Look through the listing below and report every line that contains "true".

Data provided ::

• • • • • • •

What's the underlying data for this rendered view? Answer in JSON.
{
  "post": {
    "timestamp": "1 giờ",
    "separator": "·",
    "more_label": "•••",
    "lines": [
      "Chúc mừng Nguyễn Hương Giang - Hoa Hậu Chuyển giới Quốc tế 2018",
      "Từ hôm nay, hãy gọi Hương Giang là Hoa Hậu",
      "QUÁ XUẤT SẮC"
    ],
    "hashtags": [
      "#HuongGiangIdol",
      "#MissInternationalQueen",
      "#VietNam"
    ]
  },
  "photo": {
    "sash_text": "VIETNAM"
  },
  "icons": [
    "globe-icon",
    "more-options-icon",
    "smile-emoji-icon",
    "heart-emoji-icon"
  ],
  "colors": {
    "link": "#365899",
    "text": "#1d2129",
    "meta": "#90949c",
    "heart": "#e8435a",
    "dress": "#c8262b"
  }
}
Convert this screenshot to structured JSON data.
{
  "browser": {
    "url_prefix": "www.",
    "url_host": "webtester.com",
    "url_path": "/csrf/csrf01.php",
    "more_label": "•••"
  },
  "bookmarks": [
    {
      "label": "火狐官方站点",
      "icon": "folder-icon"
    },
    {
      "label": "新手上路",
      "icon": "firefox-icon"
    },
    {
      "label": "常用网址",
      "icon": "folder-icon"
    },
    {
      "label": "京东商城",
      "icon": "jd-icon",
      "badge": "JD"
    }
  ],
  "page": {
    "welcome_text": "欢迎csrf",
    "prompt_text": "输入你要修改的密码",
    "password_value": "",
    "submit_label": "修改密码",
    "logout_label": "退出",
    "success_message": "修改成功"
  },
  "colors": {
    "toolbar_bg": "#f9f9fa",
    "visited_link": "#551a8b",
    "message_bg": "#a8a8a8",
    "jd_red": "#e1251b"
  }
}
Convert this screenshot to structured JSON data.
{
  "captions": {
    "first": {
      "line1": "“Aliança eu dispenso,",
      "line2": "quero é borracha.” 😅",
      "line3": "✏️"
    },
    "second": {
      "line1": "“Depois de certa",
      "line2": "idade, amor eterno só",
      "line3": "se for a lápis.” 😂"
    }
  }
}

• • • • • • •

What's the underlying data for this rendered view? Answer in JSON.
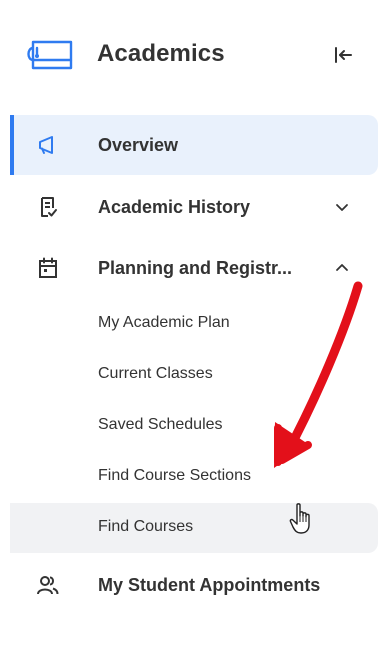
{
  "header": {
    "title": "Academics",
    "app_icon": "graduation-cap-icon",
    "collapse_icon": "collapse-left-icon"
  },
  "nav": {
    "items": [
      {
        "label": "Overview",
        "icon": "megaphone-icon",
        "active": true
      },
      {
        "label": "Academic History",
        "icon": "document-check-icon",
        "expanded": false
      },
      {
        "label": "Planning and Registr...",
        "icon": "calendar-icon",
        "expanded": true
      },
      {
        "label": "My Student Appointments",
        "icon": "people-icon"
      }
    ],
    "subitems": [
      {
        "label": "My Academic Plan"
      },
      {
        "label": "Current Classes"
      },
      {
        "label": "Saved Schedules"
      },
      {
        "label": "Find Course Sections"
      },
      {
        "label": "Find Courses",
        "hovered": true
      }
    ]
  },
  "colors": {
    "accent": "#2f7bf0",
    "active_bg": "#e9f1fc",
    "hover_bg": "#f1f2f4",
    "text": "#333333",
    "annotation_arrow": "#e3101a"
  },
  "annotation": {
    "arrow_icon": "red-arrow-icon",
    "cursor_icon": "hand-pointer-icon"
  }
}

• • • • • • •

Answer to this task ::
        "active": true
        "expanded": true
        "hovered": true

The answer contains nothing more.